I don't think it's a good idea to call 19626 the first electric Victor to be sold unless we have original documentation that it was on sale before 19621 and 19630 on May 1, 1925. I double-checked the Victor monthly supplements from April to June 1925 and it was never listed. It wasn't listed in Talking Machine World either. A database I subscribe to of searchable images of the Philadelphia Inquirer only go up to 1922. Here's a photograph of the 1926 numerical book (taken at the State of Delaware Division of Historical and Cultural Affairs office): http://www.phonostalgia.com/1926_nocat28.jpg. 19626 was listed with several numbers that were "issued for the Pacific Coast Trade," marked with a cross, but were apparently never listed in the monthly supplements. The numbers in this photograph are 19615, 19618, 19626, 19629, 19639, 19643-19647, 19649, 19660, 19664, 19665, and 19673. Victor 19832 "Monkey Biz-ness (Down in Tennessee)" was also marked in this book as "issued for the Pacific Coast Trade," although the blue card says "Balt. spec." (Baltimore special?) Sony does have separate typewritten ledgers of special releases and supplements that I never had time to look at. They may possibly have the release and shipping info for these discs. -Ryan
> Date: Tue, 9 Oct 2012 12:38:50 -0400
> From: [log in to unmask]
> Subject: Re: [ARSCLIST] Victor's first electrics
> To: [log in to unmask]
> The Victor blue history (release) card for 19626 states that the release of
> April 1925 was "Phila. Spec.," meaning I presume, intended for the
> Philadelphia market, not the Pacific. BTW, Sutton's "Recording the
> 'twenties" cites the disc as Victor's first electrical release.
> On Tue, Oct 9, 2012 at 9:13 AM, Jack Raymond
> <[log in to unmask]>wrote:
> > Ryan Barna wrote:
> > Does anyone have solid documentation (for example, an original record
> >> list or advance notice) of
> >> when Victor 19626 by the Mask & Wig Glee Chorus/International Novelty
> >> Orchestra was released? This
> >> could have been the first electrical recording Victor issued.
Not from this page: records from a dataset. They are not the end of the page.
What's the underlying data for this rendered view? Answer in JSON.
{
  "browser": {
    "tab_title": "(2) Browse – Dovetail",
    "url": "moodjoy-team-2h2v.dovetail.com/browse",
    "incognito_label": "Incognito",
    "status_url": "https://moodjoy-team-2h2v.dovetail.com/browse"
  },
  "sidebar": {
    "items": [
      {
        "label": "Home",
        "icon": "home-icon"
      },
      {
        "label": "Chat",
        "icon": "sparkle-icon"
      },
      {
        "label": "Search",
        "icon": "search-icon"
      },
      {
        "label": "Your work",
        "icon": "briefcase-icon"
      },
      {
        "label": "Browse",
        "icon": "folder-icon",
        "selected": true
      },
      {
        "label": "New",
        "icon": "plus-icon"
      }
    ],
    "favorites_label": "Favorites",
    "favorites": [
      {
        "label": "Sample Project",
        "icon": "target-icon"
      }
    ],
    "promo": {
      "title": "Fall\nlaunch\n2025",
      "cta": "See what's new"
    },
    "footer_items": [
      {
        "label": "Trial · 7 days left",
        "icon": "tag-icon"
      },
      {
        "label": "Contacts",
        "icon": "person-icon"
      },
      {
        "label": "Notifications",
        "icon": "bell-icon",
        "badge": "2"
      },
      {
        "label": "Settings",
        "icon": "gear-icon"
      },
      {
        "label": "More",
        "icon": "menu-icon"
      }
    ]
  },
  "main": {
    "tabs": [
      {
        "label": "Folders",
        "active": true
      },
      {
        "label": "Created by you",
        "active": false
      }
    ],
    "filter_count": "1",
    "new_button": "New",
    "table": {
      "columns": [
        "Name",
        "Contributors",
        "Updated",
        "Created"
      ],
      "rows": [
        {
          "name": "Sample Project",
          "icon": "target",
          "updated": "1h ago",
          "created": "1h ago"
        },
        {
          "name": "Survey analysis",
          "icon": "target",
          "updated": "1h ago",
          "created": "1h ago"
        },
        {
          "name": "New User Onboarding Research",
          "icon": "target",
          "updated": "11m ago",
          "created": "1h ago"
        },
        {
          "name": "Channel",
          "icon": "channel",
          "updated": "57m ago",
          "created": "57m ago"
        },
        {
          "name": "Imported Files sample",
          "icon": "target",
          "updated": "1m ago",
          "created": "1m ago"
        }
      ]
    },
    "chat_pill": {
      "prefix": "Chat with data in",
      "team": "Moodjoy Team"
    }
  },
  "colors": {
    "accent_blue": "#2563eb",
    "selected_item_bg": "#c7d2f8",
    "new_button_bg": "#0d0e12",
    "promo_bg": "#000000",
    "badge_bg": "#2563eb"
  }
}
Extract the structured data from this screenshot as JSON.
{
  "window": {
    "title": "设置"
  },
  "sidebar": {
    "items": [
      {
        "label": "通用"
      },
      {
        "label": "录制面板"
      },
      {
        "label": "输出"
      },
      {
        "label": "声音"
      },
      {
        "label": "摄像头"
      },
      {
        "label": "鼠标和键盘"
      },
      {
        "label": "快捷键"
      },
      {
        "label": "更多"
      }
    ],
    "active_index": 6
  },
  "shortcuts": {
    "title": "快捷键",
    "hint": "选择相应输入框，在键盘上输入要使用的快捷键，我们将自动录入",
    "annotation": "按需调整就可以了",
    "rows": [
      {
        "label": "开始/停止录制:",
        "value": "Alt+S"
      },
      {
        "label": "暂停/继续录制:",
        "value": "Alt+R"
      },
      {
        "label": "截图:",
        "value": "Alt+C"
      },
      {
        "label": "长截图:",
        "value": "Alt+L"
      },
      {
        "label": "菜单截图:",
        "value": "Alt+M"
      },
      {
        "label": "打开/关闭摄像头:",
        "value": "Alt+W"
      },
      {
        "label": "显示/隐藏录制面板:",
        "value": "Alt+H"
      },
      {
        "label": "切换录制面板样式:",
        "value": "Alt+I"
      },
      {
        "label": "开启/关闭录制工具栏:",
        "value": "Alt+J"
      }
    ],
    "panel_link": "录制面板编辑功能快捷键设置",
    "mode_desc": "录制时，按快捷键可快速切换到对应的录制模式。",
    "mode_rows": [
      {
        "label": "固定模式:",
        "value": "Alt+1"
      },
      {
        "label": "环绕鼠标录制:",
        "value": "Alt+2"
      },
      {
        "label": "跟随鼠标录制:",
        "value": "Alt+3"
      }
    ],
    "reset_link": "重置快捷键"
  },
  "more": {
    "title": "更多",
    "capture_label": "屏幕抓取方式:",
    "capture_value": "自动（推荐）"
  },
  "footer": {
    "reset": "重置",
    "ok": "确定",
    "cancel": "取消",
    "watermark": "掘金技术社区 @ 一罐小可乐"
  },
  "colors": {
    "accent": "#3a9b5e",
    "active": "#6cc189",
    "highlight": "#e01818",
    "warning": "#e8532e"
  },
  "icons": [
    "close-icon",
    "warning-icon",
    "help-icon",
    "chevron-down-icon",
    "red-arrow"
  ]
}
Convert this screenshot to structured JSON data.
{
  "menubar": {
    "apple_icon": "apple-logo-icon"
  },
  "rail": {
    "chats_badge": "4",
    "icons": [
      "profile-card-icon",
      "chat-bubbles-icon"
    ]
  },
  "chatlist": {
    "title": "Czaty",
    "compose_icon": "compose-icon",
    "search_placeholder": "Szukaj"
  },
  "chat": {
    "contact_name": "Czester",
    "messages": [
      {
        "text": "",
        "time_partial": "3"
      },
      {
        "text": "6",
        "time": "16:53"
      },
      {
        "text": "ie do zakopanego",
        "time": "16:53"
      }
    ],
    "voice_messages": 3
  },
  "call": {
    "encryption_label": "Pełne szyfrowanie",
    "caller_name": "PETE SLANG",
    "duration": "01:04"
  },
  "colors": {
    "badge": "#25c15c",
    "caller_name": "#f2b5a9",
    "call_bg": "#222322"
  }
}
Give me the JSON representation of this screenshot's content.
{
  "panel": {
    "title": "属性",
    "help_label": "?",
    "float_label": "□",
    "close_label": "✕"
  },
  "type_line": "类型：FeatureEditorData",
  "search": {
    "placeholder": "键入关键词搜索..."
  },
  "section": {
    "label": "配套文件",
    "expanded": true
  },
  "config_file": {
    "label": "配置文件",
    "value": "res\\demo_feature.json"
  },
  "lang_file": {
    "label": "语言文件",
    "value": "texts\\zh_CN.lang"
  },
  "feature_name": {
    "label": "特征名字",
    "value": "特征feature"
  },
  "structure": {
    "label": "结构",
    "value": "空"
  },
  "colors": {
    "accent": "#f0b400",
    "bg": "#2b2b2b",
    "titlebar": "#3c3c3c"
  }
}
It wasn't
> >> listed in any of the monthly
> >> Victor supplements, and instead of giving a release date, the 1926 Victor
> >> numerical book list the
> >> release as being "issued for the Pacific Coast Trade."
> > A couple of thoughts: The Mask & Wig show "Joan of Arkansas," with its
> > huge cast of 75 persons, played two performances in Manhattan on 4 April
> > 1925; so it would seem likely that the chorus was recorded on the previous
> > or following day. Also it sure seems strange that a recording by a
> > Philadelphia student group would have been "issued for the Pacific Coast
> > Trade" when the sales potential would have been largely in the Northeast.
> > Or was it the flip side with the International Novelty Orchestra that was
> > thought to appeal to the Pacific Coast?
> > -- Jack Raymond